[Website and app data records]
*****

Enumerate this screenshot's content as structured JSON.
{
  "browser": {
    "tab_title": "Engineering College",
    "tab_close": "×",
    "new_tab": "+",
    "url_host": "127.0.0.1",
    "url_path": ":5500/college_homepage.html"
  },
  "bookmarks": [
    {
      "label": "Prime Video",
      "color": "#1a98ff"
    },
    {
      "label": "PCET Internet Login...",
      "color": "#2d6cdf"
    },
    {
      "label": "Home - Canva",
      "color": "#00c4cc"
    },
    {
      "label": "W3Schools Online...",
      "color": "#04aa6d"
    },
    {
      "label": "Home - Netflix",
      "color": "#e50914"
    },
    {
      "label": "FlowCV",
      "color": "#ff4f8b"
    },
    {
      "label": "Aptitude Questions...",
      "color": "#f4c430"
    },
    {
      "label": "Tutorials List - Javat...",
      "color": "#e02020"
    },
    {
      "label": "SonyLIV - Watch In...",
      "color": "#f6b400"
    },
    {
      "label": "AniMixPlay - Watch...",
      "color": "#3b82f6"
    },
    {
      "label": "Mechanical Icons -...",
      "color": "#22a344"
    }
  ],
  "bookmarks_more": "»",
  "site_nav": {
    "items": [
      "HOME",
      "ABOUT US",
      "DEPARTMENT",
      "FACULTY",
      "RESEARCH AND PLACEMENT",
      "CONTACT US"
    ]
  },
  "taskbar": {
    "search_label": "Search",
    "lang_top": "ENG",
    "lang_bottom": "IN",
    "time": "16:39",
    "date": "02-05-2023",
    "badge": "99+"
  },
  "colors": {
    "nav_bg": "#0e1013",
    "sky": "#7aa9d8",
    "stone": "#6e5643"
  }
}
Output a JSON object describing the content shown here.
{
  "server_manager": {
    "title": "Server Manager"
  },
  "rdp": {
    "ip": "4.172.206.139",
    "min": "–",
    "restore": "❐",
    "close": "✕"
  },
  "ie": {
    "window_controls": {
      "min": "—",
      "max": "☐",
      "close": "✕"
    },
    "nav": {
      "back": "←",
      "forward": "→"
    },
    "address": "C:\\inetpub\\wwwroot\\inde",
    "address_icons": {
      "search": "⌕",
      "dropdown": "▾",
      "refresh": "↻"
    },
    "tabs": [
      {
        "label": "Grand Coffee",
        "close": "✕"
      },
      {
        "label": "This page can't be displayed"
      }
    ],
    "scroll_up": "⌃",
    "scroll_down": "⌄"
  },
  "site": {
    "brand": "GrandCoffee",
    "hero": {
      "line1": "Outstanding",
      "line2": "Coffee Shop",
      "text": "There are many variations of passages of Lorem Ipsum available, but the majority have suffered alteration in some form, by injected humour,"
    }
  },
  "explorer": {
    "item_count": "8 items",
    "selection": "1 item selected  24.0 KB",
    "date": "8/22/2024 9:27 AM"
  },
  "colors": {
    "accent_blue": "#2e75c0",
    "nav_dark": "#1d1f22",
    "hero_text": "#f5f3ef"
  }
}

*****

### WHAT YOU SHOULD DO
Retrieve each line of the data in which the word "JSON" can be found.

### EXERCISE RESULT
Enumerate this screenshot's content as structured JSON.
Output a JSON object describing the content shown here.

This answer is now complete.